This is (hopefully) the same answer you got for p by trial and error a few pages ago.

If A is non-singular (has an inverse) and Ap = q, then p = A-1q.

The inverse of a non-singular square matrix is unique. One way to see this is that there is only one column matrix p that is the solution to Ap = q, so there must be only one A-1.

It might look like computing A-1 is a useful thing to do. In fact, A-1 is useful in discussions about matrices and transformations but not very useful for actual computation. Almost never do you really want to compute a matrix inverse.

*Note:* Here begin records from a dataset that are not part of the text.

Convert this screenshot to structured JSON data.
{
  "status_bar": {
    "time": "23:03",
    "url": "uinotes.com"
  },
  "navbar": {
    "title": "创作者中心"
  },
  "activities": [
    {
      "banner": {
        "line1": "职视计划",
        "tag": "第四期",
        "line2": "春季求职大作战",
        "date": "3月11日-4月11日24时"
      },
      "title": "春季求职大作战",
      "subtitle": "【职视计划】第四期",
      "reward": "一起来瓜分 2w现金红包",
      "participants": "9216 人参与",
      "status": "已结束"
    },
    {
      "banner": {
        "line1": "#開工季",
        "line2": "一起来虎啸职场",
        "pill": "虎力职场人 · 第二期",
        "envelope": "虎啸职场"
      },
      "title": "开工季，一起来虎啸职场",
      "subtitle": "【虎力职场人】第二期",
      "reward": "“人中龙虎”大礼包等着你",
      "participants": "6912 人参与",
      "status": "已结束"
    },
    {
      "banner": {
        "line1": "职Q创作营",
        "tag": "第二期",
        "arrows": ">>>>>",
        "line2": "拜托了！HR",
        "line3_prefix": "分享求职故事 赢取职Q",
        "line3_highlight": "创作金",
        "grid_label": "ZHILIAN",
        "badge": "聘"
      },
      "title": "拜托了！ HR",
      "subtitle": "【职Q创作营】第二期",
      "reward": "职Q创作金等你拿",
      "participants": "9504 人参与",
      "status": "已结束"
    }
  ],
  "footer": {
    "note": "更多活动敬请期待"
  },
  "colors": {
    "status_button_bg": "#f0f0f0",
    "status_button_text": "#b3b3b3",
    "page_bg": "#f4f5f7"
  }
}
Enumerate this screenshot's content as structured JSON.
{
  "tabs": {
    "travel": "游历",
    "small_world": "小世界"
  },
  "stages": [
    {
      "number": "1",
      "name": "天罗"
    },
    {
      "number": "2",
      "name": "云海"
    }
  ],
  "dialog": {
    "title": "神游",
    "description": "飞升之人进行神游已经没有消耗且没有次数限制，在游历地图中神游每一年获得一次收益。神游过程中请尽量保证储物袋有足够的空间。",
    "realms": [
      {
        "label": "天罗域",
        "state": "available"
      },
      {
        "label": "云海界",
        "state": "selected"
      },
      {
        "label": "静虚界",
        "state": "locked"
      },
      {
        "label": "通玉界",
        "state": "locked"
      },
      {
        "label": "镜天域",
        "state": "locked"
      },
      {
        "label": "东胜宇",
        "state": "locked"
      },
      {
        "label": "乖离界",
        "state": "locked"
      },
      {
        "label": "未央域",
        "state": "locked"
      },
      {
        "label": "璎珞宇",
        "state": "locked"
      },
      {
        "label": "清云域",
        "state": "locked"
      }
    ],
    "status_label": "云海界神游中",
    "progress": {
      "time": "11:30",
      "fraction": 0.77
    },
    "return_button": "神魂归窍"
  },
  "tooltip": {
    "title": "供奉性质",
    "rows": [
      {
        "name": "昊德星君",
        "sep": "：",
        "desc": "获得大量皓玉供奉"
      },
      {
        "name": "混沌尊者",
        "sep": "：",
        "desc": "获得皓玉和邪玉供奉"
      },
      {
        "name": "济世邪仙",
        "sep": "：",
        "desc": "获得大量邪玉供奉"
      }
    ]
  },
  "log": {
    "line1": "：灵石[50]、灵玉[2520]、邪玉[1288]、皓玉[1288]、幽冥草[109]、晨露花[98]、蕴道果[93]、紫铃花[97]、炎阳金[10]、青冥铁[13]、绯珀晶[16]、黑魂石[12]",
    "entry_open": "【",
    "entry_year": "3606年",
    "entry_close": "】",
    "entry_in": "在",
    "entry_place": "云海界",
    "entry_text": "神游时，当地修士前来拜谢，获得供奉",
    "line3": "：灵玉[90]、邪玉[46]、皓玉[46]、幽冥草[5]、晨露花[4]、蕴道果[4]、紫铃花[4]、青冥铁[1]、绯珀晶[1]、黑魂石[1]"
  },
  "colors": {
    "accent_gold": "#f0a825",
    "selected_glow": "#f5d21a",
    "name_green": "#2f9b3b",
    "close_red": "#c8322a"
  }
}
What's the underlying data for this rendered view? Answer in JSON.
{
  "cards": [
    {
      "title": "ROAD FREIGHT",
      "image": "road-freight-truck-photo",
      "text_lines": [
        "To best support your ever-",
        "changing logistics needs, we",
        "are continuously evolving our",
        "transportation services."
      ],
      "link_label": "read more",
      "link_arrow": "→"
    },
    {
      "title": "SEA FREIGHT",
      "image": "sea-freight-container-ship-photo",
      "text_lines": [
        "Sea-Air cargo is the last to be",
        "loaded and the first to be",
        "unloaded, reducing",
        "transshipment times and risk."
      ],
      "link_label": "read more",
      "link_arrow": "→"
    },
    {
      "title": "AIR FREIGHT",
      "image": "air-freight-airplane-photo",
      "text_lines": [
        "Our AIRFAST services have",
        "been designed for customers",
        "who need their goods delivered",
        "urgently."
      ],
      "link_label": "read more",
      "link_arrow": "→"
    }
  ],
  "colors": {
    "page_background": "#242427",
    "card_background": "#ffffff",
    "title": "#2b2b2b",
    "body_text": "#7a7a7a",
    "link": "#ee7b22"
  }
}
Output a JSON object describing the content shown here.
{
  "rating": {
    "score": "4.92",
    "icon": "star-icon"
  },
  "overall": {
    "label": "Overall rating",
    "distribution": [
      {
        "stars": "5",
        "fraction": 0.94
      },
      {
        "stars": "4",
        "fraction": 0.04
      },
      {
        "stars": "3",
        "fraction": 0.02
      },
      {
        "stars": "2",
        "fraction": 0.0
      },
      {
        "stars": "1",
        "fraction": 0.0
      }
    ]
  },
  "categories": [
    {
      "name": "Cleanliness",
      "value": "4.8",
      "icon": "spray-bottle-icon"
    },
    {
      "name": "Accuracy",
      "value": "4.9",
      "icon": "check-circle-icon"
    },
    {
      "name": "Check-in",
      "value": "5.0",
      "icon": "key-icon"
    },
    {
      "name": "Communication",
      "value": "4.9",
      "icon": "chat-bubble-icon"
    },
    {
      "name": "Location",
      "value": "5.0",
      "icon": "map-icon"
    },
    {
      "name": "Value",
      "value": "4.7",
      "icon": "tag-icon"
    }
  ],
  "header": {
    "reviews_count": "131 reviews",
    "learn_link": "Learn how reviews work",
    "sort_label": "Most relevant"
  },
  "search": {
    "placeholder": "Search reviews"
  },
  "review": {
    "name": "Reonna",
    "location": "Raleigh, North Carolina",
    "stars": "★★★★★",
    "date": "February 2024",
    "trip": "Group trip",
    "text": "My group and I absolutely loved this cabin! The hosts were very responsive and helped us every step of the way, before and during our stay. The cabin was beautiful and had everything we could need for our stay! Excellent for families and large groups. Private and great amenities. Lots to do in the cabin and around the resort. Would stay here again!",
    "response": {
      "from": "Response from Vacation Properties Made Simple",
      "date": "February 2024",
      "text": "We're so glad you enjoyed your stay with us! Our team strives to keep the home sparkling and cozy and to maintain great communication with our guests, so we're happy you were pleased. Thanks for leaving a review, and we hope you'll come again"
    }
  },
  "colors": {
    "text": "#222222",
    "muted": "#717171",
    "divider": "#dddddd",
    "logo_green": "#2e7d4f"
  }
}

For example, say that a column matrix p represents a point in a computer graphic world. If the viewpoint changes, the column matrix is transformed to q = Ap. You might talk about reversing the transformation by using A-1q. But almost always there is an easier way to return to the original viewpoint than computing an inverse.

### QUESTION 12:

What is   (AB) (B-1 A-1) ?